● **Your assignment**
Give back all of the data exactly as it stands, with the pictures removed.

□ □ □ □ □

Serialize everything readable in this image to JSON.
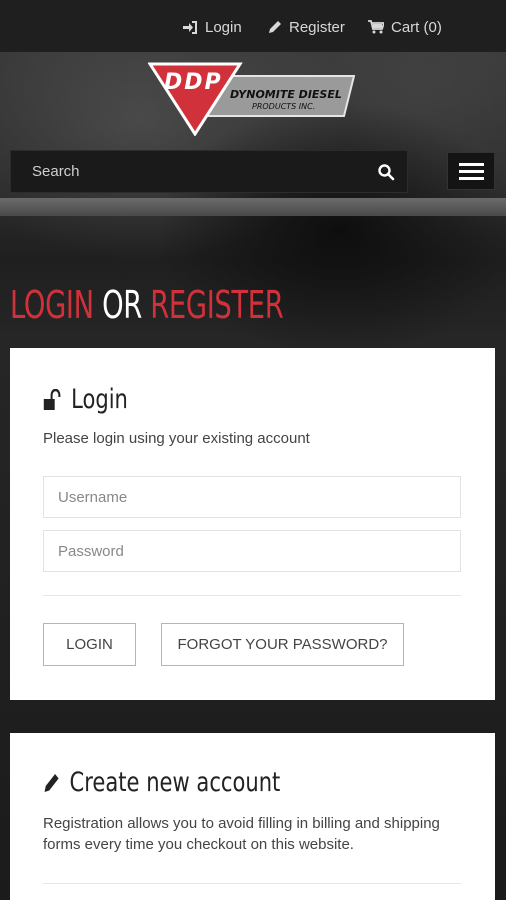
{
  "colors": {
    "accent_red": "#d1313a",
    "card_bg": "#ffffff",
    "topbar_bg": "#1f1f1f"
  },
  "topbar": {
    "login": {
      "label": "Login",
      "icon": "sign-in-icon"
    },
    "register": {
      "label": "Register",
      "icon": "pencil-icon"
    },
    "cart": {
      "label": "Cart (0)",
      "icon": "cart-icon"
    }
  },
  "logo": {
    "letters": "DDP",
    "line1": "DYNOMITE DIESEL",
    "line2": "PRODUCTS INC."
  },
  "search": {
    "placeholder": "Search",
    "icon": "search-icon"
  },
  "menu": {
    "icon": "hamburger-menu-icon"
  },
  "page": {
    "title_part1": "LOGIN",
    "title_part2": "OR",
    "title_part3": "REGISTER"
  },
  "login_card": {
    "title": "Login",
    "icon": "unlock-icon",
    "subtitle": "Please login using your existing account",
    "username_placeholder": "Username",
    "password_placeholder": "Password",
    "login_button": "LOGIN",
    "forgot_button": "FORGOT YOUR PASSWORD?"
  },
  "register_card": {
    "title": "Create new account",
    "icon": "pencil-icon",
    "description": "Registration allows you to avoid filling in billing and shipping forms every time you checkout on this website."
  }
}
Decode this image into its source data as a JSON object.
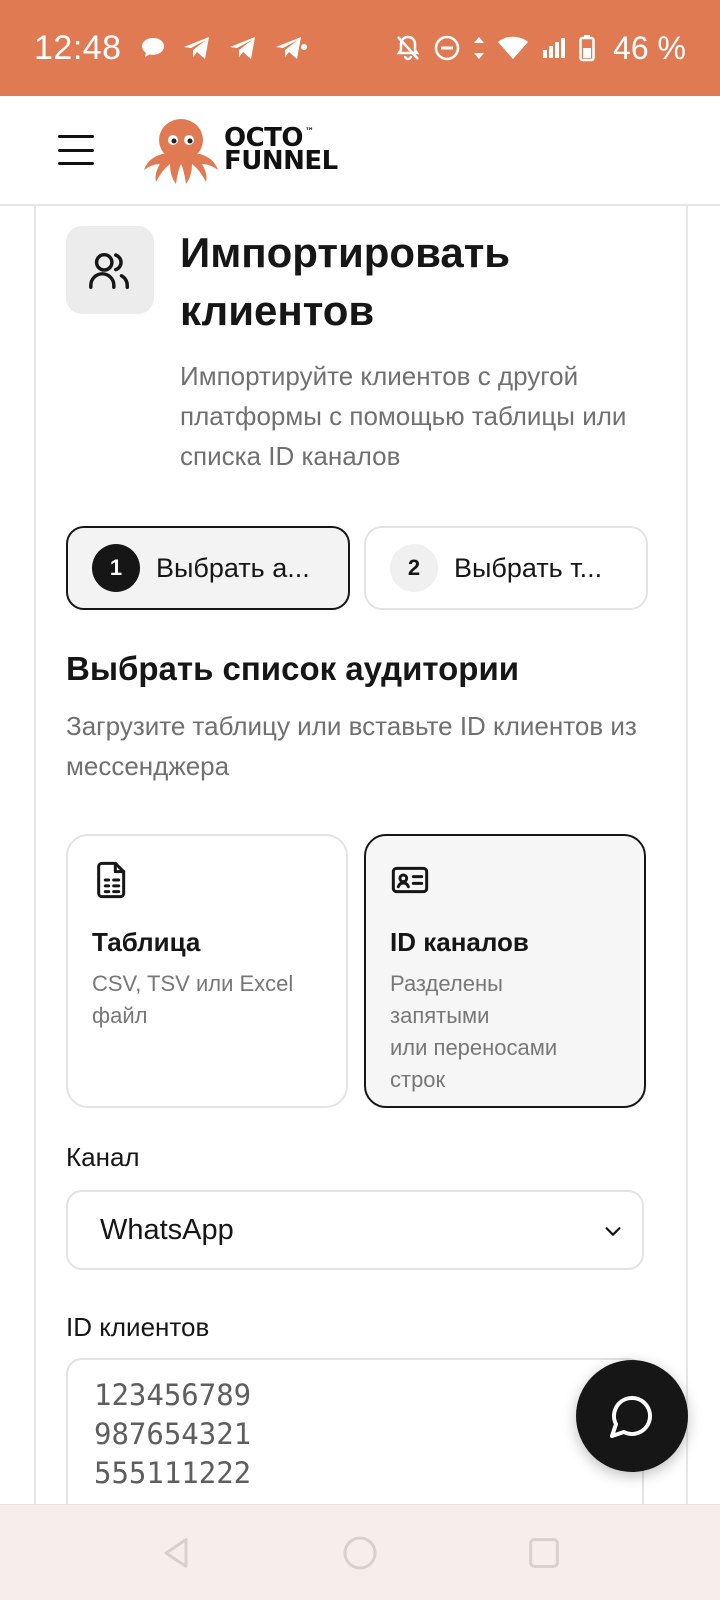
{
  "status_bar": {
    "time": "12:48",
    "battery": "46 %"
  },
  "header": {
    "logo_line1": "OCTO",
    "logo_tm": "™",
    "logo_line2": "FUNNEL"
  },
  "page": {
    "title": "Импортировать клиентов",
    "subtitle": "Импортируйте клиентов с другой платформы с помощью таблицы или списка ID каналов"
  },
  "steps": [
    {
      "number": "1",
      "label": "Выбрать а..."
    },
    {
      "number": "2",
      "label": "Выбрать т..."
    }
  ],
  "section": {
    "title": "Выбрать список аудитории",
    "description": "Загрузите таблицу или вставьте ID клиентов из мессенджера"
  },
  "options": {
    "table": {
      "title": "Таблица",
      "description": "CSV, TSV или Excel\nфайл"
    },
    "ids": {
      "title": "ID каналов",
      "description": "Разделены\nзапятыми\nили переносами\nстрок"
    }
  },
  "form": {
    "channel_label": "Канал",
    "channel_value": "WhatsApp",
    "ids_label": "ID клиентов",
    "ids_value": "123456789\n987654321\n555111222"
  },
  "colors": {
    "status_bar": "#e07a53",
    "logo_octopus": "#e07a53",
    "text_primary": "#161616",
    "text_muted": "#707070"
  }
}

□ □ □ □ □

● **Response to the task**
Serialize everything readable in this image to JSON.
{
  "colors": {
    "accent_red": "#d1313a",
    "card_bg": "#ffffff",
    "topbar_bg": "#1f1f1f"
  },
  "topbar": {
    "login": {
      "label": "Login",
      "icon": "sign-in-icon"
    },
    "register": {
      "label": "Register",
      "icon": "pencil-icon"
    },
    "cart": {
      "label": "Cart (0)",
      "icon": "cart-icon"
    }
  },
  "logo": {
    "letters": "DDP",
    "line1": "DYNOMITE DIESEL",
    "line2": "PRODUCTS INC."
  },
  "search": {
    "placeholder": "Search",
    "icon": "search-icon"
  },
  "menu": {
    "icon": "hamburger-menu-icon"
  },
  "page": {
    "title_part1": "LOGIN",
    "title_part2": "OR",
    "title_part3": "REGISTER"
  },
  "login_card": {
    "title": "Login",
    "icon": "unlock-icon",
    "subtitle": "Please login using your existing account",
    "username_placeholder": "Username",
    "password_placeholder": "Password",
    "login_button": "LOGIN",
    "forgot_button": "FORGOT YOUR PASSWORD?"
  },
  "register_card": {
    "title": "Create new account",
    "icon": "pencil-icon",
    "description": "Registration allows you to avoid filling in billing and shipping forms every time you checkout on this website."
  }
}
Decode this image into its source data as a JSON object.
{
  "status_bar": {
    "time": "12:48",
    "battery": "46 %"
  },
  "header": {
    "logo_line1": "OCTO",
    "logo_tm": "™",
    "logo_line2": "FUNNEL"
  },
  "page": {
    "title": "Импортировать клиентов",
    "subtitle": "Импортируйте клиентов с другой платформы с помощью таблицы или списка ID каналов"
  },
  "steps": [
    {
      "number": "1",
      "label": "Выбрать а..."
    },
    {
      "number": "2",
      "label": "Выбрать т..."
    }
  ],
  "section": {
    "title": "Выбрать список аудитории",
    "description": "Загрузите таблицу или вставьте ID клиентов из мессенджера"
  },
  "options": {
    "table": {
      "title": "Таблица",
      "description": "CSV, TSV или Excel\nфайл"
    },
    "ids": {
      "title": "ID каналов",
      "description": "Разделены\nзапятыми\nили переносами\nстрок"
    }
  },
  "form": {
    "channel_label": "Канал",
    "channel_value": "WhatsApp",
    "ids_label": "ID клиентов",
    "ids_value": "123456789\n987654321\n555111222"
  },
  "colors": {
    "status_bar": "#e07a53",
    "logo_octopus": "#e07a53",
    "text_primary": "#161616",
    "text_muted": "#707070"
  }
}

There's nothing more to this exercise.